ENTRIES SUPPLIED:

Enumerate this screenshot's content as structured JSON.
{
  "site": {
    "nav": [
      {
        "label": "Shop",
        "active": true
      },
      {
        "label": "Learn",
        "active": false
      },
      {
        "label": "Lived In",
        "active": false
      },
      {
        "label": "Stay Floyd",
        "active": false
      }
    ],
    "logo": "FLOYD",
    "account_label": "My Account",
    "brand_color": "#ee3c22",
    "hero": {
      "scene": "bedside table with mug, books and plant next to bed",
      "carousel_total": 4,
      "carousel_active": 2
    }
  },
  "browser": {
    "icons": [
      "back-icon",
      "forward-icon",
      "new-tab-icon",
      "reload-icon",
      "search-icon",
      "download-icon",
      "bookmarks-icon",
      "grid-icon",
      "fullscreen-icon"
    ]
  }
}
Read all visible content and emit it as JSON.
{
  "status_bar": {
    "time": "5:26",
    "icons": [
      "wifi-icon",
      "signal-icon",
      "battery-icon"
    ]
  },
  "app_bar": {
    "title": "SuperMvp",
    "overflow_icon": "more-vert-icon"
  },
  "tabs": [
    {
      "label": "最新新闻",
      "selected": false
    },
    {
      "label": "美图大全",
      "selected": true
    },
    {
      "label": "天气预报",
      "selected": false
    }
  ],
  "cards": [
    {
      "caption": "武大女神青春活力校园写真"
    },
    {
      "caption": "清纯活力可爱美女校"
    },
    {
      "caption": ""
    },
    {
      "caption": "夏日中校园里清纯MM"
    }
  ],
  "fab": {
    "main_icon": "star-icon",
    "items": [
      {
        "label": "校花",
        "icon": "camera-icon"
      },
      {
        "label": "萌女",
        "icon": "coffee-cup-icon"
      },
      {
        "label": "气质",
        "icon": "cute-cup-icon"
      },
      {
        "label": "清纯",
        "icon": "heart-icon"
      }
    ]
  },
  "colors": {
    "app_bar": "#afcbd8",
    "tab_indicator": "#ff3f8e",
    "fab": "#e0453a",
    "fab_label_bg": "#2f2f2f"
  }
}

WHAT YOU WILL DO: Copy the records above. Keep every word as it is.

EXPECTED OUTPUT:
Enumerate this screenshot's content as structured JSON.
{
  "site": {
    "nav": [
      {
        "label": "Shop",
        "active": true
      },
      {
        "label": "Learn",
        "active": false
      },
      {
        "label": "Lived In",
        "active": false
      },
      {
        "label": "Stay Floyd",
        "active": false
      }
    ],
    "logo": "FLOYD",
    "account_label": "My Account",
    "brand_color": "#ee3c22",
    "hero": {
      "scene": "bedside table with mug, books and plant next to bed",
      "carousel_total": 4,
      "carousel_active": 2
    }
  },
  "browser": {
    "icons": [
      "back-icon",
      "forward-icon",
      "new-tab-icon",
      "reload-icon",
      "search-icon",
      "download-icon",
      "bookmarks-icon",
      "grid-icon",
      "fullscreen-icon"
    ]
  }
}
Read all visible content and emit it as JSON.
{
  "status_bar": {
    "time": "5:26",
    "icons": [
      "wifi-icon",
      "signal-icon",
      "battery-icon"
    ]
  },
  "app_bar": {
    "title": "SuperMvp",
    "overflow_icon": "more-vert-icon"
  },
  "tabs": [
    {
      "label": "最新新闻",
      "selected": false
    },
    {
      "label": "美图大全",
      "selected": true
    },
    {
      "label": "天气预报",
      "selected": false
    }
  ],
  "cards": [
    {
      "caption": "武大女神青春活力校园写真"
    },
    {
      "caption": "清纯活力可爱美女校"
    },
    {
      "caption": ""
    },
    {
      "caption": "夏日中校园里清纯MM"
    }
  ],
  "fab": {
    "main_icon": "star-icon",
    "items": [
      {
        "label": "校花",
        "icon": "camera-icon"
      },
      {
        "label": "萌女",
        "icon": "coffee-cup-icon"
      },
      {
        "label": "气质",
        "icon": "cute-cup-icon"
      },
      {
        "label": "清纯",
        "icon": "heart-icon"
      }
    ]
  },
  "colors": {
    "app_bar": "#afcbd8",
    "tab_indicator": "#ff3f8e",
    "fab": "#e0453a",
    "fab_label_bg": "#2f2f2f"
  }
}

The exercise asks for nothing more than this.